In memory of Cuneyt
World Architecture Community wishes to announce
its sadness for the unexpected loss of its Coordinator and Editor-in-Chief
Cuneyt Budak a.k.a. “Jonathan Budd”
1954 – 2009
Cüneyt was the mastermind behind the World Architecture Community. When we were working together in XXI Architectural Culture Centre under with Hasan Barutçu and Haluk Pamir we were publishing the Journal entitled XXI. It was called XXI in anticipation of the new century, becoming the most influential journal on culture of architecture and design in Turkey for three years and produce nine monumental issues.
During those years the internet was growing in leaps and bounds. In 1999 when I suggested Cüneyt the future of communication has to be the not only paperless, but pervasive and international, he booked the web address www.worldarchitecture.org. It was only after my retirement from the Aga Khan Award for Architecture as its chief executive that we would work on World Architecture Community. After 24 years of service to promote quality in built environment by means of architecture in the Aga Khan Development Network and my presidency of the UIA World Architecture Congress in 2005 Istanbul that we were ready to engage ourselves with a benevolent activity on architecture. In 2006 we established a public company with Şefik Onat who had both the experience of Habitat 1996 and UIA 2005 at a very high level. We appointed Cüneyt to be the leader-executive of this non-profit public mission.
Our idea was not scroll or blog but a fully interactive system to communicate and engage talent in every aspect of architecture. This took some time and energy and we launched our web site in March 2008. In no time World Architecture Community was among the World’s most popular web sites breaking records since August 2008.
Cüneyt had a teaching position in one of the private universities in Istanbul. Without compromising from his academic responsibilities he dedicated time, energy, sleep and leisure to World Architecture Community.

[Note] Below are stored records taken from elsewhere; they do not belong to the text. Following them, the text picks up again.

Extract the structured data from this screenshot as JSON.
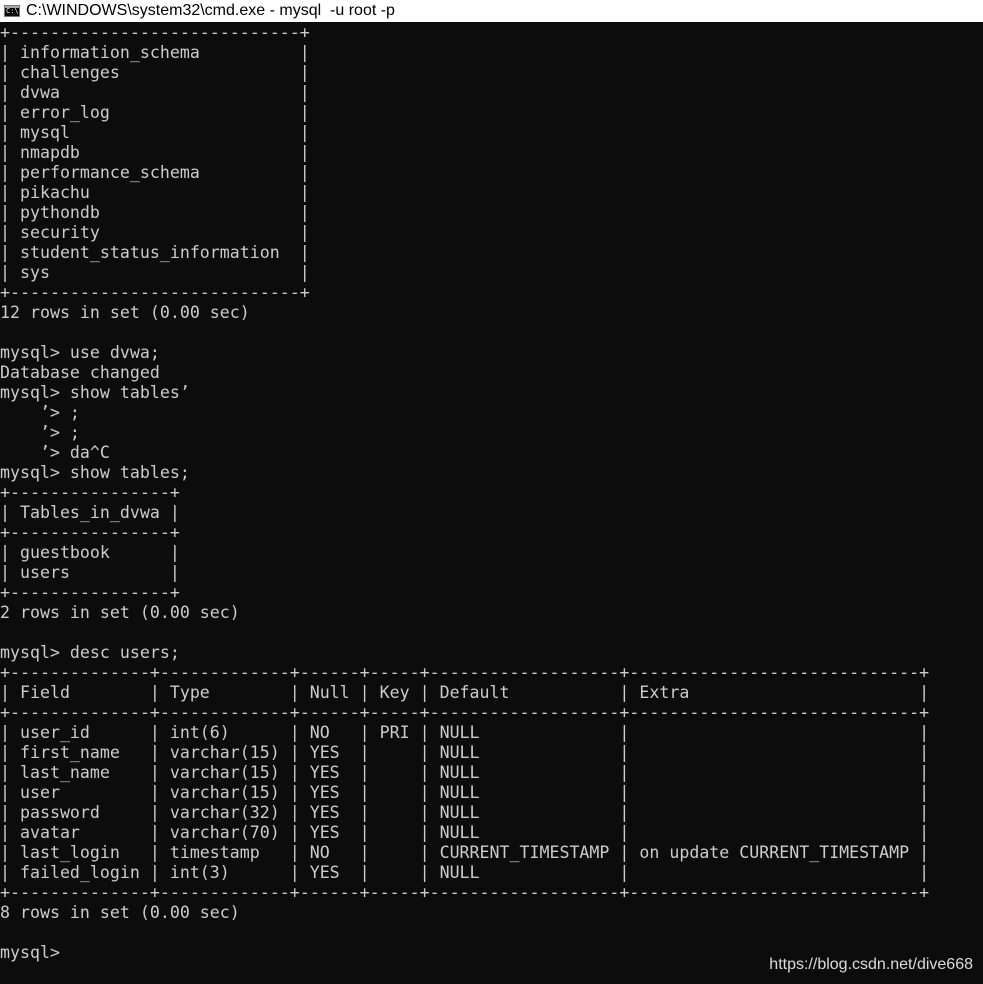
{
  "window": {
    "title": "C:\\WINDOWS\\system32\\cmd.exe - mysql  -u root -p",
    "icon": "cmd-icon",
    "icon_text": "C:\\"
  },
  "colors": {
    "background": "#0c0c0c",
    "foreground": "#cccccc",
    "titlebar": "#ffffff"
  },
  "console": {
    "lines": [
      "+-----------------------------+",
      "| information_schema          |",
      "| challenges                  |",
      "| dvwa                        |",
      "| error_log                   |",
      "| mysql                       |",
      "| nmapdb                      |",
      "| performance_schema          |",
      "| pikachu                     |",
      "| pythondb                    |",
      "| security                    |",
      "| student_status_information  |",
      "| sys                         |",
      "+-----------------------------+",
      "12 rows in set (0.00 sec)",
      "",
      "mysql> use dvwa;",
      "Database changed",
      "mysql> show tables’",
      "    ’> ;",
      "    ’> ;",
      "    ’> da^C",
      "mysql> show tables;",
      "+----------------+",
      "| Tables_in_dvwa |",
      "+----------------+",
      "| guestbook      |",
      "| users          |",
      "+----------------+",
      "2 rows in set (0.00 sec)",
      "",
      "mysql> desc users;",
      "+--------------+-------------+------+-----+-------------------+-----------------------------+",
      "| Field        | Type        | Null | Key | Default           | Extra                       |",
      "+--------------+-------------+------+-----+-------------------+-----------------------------+",
      "| user_id      | int(6)      | NO   | PRI | NULL              |                             |",
      "| first_name   | varchar(15) | YES  |     | NULL              |                             |",
      "| last_name    | varchar(15) | YES  |     | NULL              |                             |",
      "| user         | varchar(15) | YES  |     | NULL              |                             |",
      "| password     | varchar(32) | YES  |     | NULL              |                             |",
      "| avatar       | varchar(70) | YES  |     | NULL              |                             |",
      "| last_login   | timestamp   | NO   |     | CURRENT_TIMESTAMP | on update CURRENT_TIMESTAMP |",
      "| failed_login | int(3)      | YES  |     | NULL              |                             |",
      "+--------------+-------------+------+-----+-------------------+-----------------------------+",
      "8 rows in set (0.00 sec)",
      "",
      "mysql>"
    ]
  },
  "watermark": "https://blog.csdn.net/dive668"
}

It was never surprising for me and my colleagues to receive messages and calls between 2 AM to 5 AM many many times.
Cüneyt in the mid 1970’s was a participant in classes in the Department of Architecture of the Middle East Technical University. His comments were well informed, to the point and intelligent. I had to ask him to leave his very successful Engineering studentship and transfer to architecture. That he did at the cost of losing some two years. Following his graduation he was noticed nationwide as one of the most brilliant brains in architecture.
In 1980 I was commissioned by the University of Pennsylvania to prepare a survey and critical analysis of Modern Architecture in Turkey aiming for an exhibition, a conference and book. Cüneyt conducted the survey. This Philadelphia Exhibition is now in the archives of Middle East Technical University and will be a permanent display dedicated to his memory.
Following his graduation Cüneyt became an important figure in order to help ideas and intellectual contributions to be communicated. He worked with Doğan Hasol and Güven Cantürk in Yapı, with Uğur Tanyeli in Arrademento Mimarlık. His tenure with Ahmet Turhan Altıner was most productive when they published Arkitekt Yaşama Sanatı magazine.
He never ignored his academic career and pursued degrees like Master of Architecture and PhD. His dissertations became important references. Regardless of his limited financial facilities he acquired the collections of some important libraries that otherwise would be treated as recycling material. He loved architecture literature and did everything he could to protect and project it.
Cüneyt was a selfless person. When he was in charge of the World Architecture Community he wanted to remain anonymous and international. As an allusion to Jonathan Livingstone Seagull I proposed to name him “Jonathan”. He was fast, so fast that he was pushing the limits of his own speed. That was very much like Jonathan Seagull.
His surname Budak in Turkish meant “knot” in the tree or in timber. That implied something cumbersome and was unfair to him. In fact he was the master of nurturing fresh and “budding” ideas. When I proposed him Budd as his pen surname, he giggled and agreed. He became Jonathan Budd. The compliments I received on his behalf as being: “a wonderful gentleman, a profound thinker, a generous editor, an enabling publisher, et al.” prevented me from disclosing his real identity to the people who knew him. I could not say to many: “Look! He is our good old Cüneyt.”
In World Architecture Community he helped to develop the talents of Selin Çınar, Talha.B Bulut, F.Murat Özdemir and Özgün Tanglay. Özgün also being his life companion is among the most affected by his loss.
He lived two lives and died one. Or may be he lived many lives and only died one.
May peace be upon him forever.